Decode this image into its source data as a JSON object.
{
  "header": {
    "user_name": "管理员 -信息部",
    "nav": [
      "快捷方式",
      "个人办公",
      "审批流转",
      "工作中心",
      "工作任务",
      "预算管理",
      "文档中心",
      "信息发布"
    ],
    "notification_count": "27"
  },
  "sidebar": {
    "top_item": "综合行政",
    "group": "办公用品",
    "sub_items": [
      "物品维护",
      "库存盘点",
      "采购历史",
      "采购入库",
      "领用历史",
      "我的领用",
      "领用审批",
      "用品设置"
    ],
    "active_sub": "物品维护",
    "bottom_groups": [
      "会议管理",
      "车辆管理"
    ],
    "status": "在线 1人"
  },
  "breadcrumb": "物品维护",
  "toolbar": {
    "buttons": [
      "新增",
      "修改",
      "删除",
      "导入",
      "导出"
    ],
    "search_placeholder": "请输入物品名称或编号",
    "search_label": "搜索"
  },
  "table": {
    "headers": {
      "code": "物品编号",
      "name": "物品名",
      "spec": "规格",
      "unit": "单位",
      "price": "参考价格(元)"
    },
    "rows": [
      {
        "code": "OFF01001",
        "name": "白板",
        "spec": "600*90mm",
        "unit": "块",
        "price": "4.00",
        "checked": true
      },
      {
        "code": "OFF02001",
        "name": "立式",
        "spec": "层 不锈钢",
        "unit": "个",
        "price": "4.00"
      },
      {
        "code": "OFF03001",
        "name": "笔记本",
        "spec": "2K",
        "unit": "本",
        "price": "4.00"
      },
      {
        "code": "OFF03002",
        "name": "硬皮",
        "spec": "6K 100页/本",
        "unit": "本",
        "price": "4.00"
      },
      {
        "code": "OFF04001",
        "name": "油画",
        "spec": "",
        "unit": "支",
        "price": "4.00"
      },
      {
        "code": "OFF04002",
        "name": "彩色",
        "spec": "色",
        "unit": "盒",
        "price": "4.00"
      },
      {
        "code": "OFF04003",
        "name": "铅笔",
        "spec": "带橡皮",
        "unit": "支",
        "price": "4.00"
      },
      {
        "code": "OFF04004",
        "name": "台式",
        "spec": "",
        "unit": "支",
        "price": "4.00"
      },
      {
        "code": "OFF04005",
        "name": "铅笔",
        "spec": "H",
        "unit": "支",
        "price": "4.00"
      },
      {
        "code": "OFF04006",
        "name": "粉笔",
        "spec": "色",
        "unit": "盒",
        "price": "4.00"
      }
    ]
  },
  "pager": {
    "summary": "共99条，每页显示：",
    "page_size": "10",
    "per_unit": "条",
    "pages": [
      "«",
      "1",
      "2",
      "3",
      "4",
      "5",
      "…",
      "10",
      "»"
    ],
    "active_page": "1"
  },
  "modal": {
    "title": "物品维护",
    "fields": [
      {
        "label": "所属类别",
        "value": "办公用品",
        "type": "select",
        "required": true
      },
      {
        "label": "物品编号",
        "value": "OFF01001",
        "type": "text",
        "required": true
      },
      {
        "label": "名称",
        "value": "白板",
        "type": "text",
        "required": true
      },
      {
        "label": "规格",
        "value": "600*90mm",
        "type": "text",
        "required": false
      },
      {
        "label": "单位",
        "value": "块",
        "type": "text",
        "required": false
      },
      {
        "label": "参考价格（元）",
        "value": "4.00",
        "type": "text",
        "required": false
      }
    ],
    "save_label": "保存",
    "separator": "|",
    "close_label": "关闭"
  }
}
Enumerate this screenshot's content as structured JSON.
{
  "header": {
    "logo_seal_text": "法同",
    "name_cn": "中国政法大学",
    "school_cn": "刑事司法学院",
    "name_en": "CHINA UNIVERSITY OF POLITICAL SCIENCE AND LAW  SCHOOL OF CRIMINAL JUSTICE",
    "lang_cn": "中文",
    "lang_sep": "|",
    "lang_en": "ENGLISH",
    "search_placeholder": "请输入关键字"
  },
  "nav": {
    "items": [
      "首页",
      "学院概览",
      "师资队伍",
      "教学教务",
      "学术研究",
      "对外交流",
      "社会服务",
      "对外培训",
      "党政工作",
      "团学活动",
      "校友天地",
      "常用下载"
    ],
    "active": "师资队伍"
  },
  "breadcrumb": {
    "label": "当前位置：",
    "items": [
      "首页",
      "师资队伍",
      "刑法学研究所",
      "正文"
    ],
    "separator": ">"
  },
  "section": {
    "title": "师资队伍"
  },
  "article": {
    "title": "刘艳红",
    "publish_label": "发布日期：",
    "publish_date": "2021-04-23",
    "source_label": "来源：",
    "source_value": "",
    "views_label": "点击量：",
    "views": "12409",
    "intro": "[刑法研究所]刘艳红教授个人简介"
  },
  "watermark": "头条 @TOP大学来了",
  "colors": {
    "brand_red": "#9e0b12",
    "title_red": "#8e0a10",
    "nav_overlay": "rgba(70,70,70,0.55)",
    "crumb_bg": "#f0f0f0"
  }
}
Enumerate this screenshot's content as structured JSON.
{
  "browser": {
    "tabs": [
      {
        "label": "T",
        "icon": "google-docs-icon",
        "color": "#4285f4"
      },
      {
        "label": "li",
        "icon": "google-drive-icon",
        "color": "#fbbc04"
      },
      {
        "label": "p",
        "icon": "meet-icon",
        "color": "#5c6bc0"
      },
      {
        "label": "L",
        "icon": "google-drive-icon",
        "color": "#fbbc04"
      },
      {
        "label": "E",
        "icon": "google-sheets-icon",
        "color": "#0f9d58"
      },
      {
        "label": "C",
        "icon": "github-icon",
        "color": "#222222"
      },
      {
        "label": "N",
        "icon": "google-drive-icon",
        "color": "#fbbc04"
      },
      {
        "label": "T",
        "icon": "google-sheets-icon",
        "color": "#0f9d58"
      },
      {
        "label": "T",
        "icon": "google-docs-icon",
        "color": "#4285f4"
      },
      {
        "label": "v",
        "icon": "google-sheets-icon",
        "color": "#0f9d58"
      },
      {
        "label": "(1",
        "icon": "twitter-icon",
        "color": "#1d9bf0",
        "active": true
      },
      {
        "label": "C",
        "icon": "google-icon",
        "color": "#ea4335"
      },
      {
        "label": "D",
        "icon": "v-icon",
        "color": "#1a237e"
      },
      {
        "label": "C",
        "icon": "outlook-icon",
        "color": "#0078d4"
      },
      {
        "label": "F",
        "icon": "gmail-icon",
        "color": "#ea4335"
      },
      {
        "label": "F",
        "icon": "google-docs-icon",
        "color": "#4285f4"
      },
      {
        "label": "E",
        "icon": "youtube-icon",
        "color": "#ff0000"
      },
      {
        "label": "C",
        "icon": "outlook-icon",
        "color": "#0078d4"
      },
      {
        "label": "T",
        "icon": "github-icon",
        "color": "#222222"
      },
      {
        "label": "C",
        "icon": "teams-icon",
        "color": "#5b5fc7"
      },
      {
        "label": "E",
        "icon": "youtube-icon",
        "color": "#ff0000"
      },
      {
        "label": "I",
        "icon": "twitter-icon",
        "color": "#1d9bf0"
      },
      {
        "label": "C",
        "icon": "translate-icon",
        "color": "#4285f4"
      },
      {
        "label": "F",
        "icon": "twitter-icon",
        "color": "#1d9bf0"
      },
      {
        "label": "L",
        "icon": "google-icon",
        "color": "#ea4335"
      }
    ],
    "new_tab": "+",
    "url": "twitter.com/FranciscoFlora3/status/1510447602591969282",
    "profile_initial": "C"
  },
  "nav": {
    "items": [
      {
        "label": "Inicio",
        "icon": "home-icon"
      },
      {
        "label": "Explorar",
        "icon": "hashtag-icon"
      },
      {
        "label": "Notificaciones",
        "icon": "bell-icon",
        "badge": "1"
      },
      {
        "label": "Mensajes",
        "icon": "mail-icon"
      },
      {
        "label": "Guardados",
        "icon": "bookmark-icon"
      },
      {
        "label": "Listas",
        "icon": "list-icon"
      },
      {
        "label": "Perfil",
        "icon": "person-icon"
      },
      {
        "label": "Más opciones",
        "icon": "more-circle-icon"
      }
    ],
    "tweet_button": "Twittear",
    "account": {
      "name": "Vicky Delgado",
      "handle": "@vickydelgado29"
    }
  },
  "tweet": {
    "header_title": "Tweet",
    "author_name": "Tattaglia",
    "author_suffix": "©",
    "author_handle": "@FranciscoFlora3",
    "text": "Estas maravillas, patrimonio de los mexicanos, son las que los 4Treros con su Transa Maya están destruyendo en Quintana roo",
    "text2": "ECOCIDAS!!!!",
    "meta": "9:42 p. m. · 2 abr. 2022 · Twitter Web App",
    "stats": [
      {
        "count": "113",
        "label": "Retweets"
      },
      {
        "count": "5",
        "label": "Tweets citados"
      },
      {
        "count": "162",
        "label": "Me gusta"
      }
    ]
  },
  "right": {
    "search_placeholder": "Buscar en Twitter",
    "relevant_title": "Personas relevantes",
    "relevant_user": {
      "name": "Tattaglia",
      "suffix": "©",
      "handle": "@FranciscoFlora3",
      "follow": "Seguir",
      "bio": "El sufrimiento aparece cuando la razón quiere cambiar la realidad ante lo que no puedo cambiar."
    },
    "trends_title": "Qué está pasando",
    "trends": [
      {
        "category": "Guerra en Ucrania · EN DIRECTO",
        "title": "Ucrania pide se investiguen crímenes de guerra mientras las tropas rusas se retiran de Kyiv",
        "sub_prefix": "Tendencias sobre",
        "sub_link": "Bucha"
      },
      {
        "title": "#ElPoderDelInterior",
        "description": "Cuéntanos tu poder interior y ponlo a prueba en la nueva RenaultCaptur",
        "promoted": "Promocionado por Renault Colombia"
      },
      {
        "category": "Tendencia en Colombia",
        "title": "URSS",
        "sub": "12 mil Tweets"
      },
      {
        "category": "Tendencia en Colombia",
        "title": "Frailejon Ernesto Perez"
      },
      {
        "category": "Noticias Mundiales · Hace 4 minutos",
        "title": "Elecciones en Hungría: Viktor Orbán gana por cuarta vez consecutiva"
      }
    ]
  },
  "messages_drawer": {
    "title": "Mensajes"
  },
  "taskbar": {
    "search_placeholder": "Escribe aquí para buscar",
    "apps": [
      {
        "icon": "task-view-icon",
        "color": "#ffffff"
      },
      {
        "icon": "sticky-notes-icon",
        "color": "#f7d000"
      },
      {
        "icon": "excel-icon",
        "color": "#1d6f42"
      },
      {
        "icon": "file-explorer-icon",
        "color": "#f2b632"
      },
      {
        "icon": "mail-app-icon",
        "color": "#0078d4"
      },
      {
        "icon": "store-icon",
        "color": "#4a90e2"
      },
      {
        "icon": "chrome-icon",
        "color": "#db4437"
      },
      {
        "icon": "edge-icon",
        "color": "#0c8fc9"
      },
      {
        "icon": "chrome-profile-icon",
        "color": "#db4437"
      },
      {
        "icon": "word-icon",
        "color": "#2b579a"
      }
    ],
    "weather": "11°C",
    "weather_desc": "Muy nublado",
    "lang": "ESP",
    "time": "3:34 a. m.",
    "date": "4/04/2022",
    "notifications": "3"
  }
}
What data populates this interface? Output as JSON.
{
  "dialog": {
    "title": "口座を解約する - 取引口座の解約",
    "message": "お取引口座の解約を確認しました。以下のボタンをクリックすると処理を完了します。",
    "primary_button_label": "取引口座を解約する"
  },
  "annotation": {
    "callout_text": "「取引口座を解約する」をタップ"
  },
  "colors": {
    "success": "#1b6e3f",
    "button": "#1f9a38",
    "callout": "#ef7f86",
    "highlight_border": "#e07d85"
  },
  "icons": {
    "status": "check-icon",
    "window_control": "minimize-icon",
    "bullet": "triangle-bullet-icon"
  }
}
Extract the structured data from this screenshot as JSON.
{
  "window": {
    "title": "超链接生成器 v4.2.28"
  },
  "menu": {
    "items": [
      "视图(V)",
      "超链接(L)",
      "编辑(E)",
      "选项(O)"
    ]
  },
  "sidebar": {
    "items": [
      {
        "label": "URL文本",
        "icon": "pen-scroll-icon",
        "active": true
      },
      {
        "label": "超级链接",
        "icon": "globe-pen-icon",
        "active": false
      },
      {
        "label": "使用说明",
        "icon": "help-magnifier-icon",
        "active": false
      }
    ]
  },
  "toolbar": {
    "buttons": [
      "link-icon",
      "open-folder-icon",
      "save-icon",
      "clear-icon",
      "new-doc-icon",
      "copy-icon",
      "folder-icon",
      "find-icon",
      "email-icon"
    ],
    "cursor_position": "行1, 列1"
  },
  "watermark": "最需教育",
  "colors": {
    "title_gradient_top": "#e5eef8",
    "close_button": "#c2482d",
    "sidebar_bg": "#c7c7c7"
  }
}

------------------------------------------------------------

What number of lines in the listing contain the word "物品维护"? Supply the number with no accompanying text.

§ **Answer for the task**
4